I think it necessary to observe that, while our decision in Rankin v. Howard, 633 F.2d 844 (9th Cir. 1980), was correct, nevertheless some of the court's language in that case might be used to define judicial immunity too narrowly. As we recognize in the case before us, the Rankin court stated that "when a judge ... acts in the face of clearly valid statutes or case law expressly depriving him of jurisdiction, judicial immunity is lost." Id. at 849. It is somewhat hard to imagine a statute which "expressly deprives," or "expressly forecloses" jurisdiction, but the ambiguity of the formulation is such that in some future case it might be argued that a judicial act, mistakenly taken, was violative of the standard. This is especially likely when the presence of immunity turns on the altogether too nice distinction between acting in the face of statute or case law expressly depriving the judge of jurisdiction (characterized here as a usurpation of authority), and acting in the face of statute or case law expressly requiring and conditioned on a jurisdictional prerequisite that is absent (said to be an imperfect discharge of authority.) Assuming these are categories capable of practical application, I should think judicial immunity might attach in either type of case, at least absent intentional or reckless disregard of the limits on judicial authority. With these comments, I concur in the opinion of the court.
Utley holds that an Oregon judge who issued a warrant without the sworn complaint required by Or.Rev.Stat. § 33.040 enjoys no immunity in a state tort action for false arrest. Although the parties vigorously debate its application to the present case, we need not consider Utley. Apart from the fact that Utley arose under a different provision of Oregon law, a federal court hearing a § 1983 action is not concerned with the immunity defense that defendant would enjoy in a comparable state action. Ferri v. Ackerman, 444 U.S. 193, 198, 100 S. Ct. 402, 406, 62 L. Ed. 2d 355 (1979)

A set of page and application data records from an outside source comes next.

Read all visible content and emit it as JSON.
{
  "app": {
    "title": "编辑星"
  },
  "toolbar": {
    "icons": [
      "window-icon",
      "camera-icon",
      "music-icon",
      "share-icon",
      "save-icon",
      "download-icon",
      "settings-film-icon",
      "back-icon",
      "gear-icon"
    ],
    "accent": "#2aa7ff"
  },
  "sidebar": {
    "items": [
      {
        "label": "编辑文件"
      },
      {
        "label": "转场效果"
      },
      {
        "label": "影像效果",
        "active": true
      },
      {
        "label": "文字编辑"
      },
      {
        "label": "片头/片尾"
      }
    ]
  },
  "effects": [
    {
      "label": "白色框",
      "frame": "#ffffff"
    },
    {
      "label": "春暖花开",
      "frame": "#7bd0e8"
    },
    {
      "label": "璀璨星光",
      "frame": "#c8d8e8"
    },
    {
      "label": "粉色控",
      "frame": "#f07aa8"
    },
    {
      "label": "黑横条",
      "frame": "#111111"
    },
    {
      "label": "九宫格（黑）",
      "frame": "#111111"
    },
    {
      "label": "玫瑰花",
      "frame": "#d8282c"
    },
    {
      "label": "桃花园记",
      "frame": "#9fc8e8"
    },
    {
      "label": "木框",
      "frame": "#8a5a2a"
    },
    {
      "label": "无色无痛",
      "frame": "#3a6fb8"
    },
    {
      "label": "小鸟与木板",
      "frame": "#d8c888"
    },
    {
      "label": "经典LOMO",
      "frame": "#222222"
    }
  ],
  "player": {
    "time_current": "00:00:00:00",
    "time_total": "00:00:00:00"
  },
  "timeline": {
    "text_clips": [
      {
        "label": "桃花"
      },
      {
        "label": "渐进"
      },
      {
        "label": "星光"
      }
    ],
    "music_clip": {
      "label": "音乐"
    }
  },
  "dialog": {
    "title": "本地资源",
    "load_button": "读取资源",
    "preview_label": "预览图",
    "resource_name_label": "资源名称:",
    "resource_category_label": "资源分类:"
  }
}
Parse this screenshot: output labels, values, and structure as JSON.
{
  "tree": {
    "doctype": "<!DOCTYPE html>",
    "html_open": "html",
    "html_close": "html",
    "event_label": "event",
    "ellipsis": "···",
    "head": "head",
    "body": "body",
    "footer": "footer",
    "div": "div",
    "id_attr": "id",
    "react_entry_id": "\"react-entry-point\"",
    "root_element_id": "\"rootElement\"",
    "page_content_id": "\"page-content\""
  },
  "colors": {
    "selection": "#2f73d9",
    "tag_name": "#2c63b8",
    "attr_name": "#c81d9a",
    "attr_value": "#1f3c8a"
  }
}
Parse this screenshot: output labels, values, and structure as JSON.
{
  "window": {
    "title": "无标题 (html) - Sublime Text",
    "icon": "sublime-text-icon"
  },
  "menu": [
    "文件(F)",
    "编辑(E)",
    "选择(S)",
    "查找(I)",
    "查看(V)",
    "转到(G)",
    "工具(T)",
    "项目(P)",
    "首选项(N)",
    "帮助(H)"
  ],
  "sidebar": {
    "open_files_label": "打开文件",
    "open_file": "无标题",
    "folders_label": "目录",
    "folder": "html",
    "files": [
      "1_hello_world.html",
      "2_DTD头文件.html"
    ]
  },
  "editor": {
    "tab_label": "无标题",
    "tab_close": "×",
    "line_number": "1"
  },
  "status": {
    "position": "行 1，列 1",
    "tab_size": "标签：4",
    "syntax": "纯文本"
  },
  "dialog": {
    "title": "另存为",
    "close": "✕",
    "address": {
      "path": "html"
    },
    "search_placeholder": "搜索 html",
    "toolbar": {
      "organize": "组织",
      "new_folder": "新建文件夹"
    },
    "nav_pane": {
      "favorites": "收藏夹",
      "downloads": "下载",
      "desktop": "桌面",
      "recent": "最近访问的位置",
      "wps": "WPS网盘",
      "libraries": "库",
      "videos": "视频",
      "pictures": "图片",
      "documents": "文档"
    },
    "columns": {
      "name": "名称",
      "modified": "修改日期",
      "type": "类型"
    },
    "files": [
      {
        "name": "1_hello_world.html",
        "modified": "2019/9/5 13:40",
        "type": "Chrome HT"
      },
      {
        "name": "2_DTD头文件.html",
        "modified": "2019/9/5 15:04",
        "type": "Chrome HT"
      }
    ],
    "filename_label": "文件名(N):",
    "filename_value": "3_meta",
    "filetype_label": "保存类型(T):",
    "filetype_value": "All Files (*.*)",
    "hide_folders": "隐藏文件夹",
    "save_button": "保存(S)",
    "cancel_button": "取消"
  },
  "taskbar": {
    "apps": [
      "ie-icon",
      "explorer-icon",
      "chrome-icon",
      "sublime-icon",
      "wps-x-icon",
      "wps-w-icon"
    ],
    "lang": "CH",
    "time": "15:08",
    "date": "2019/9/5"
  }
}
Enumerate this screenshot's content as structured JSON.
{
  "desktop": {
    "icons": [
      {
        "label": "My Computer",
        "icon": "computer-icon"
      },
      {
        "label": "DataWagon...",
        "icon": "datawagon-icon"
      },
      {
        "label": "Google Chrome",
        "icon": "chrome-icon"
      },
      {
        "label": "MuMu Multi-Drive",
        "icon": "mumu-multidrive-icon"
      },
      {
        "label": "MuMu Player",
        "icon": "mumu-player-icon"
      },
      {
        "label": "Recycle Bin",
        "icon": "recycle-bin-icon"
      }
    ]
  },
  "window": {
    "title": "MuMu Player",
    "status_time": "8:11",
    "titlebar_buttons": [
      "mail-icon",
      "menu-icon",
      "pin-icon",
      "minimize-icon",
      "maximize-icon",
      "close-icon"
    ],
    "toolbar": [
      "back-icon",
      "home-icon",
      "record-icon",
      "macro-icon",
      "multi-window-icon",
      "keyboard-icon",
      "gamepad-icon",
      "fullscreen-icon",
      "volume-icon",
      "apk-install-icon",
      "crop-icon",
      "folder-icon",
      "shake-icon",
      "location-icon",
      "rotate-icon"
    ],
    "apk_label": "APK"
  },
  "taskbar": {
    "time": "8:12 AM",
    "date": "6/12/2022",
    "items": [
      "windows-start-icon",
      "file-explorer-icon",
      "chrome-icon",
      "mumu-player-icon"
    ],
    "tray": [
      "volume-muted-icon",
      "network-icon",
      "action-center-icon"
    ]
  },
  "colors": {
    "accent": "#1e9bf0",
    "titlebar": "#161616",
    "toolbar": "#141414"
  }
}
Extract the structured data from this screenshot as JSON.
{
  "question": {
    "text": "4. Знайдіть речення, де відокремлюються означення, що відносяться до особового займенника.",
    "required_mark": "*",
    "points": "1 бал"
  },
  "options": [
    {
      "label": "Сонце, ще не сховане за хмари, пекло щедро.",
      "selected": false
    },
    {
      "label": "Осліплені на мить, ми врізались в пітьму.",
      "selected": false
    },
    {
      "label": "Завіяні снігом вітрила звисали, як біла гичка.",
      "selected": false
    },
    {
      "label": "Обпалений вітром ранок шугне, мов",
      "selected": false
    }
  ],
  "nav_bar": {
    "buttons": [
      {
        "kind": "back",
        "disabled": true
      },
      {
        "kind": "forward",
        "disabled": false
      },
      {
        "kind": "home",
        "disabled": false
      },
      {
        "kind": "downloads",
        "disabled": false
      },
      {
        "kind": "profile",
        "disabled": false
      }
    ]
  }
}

Martin may invoke judicial immunity despite his status as a pro tem municipal court judge. Oregon law confers powers on pro tem judges equivalent to those permanent judges enjoy. See Or.Const. art. VII, § 2(a) (2); Or.Rev.Stat. § 1.270. Moreover, judicial immunity extends to all judges. See Gregory v. Thompson, 500 F.2d 59, 62 (9th Cir. 1974) (justice of the peace)
Judicial immunity is applicable to § 1983 suits. Pierson v. Ray, 386 U.S. 547, 553, 87 S. Ct. 1213, 1217, 18 L. Ed. 2d 288 (1967); Aldabe v. Aldabe, 616 F.2d 1089, 1091 (9th Cir. 1980)
Sparkman, supra, seems to draw the same distinction. In the course of holding immune an Indiana judge who ordered an unconsented sterilization, it implied that had an Indiana statute or case prohibited the trial court from considering a sterilization petition, immunity would have been denied. 435 U.S. at 358, 98 S. Ct. at 1105
A judge's assertion that he acted in good faith can operate on two levels. We hold that it does not enter into whether a judge is immunized from liability. We express no view as to what role a judge's good faith defense can play in a § 1983 action, once the judge's immunity is pierced. See Pierson v. Ray, 386 U.S. 547, 557, 87 S. Ct. 1213, 1219, 18 L. Ed. 2d 288 (1967) (allowing police officers to assert good faith as defense in § 1983 action); Gilker v. Baker, 576 F.2d 245, 247 (9th Cir. 1978); Handverger v. Harvill, 479 F.2d 513, 516 (9th Cir.), cert. denied, 414 U.S. 1072, 94 S. Ct. 586, 38 L. Ed. 2d 478 (1973) (same applied to university officials)
The twelve guidelines are:
(1) the time and labor required, (2) the novelty and difficulty of the questions involved, (3) the skill requisite to perform the legal services properly, (4) the preclusion of other employment by the attorney due to acceptance of the case, (5) the customary fee, (6) whether the fee is fixed or contingent, (7) time limitations imposed by the client or the circumstances, (8) the amount involved and the results obtained, (9) the experience, reputation and ability of the attorneys, (10) the "undesirability" of the case, (11) the nature and length of the professional relationship with the client, and (12) awards in similar cases.
Fountila v. Carter, supra, 571 F.2d at 496, citing Johnson v. Georgia Highway Express, Inc., 488 F.2d 714, 717-19 (5th Cir. 1974).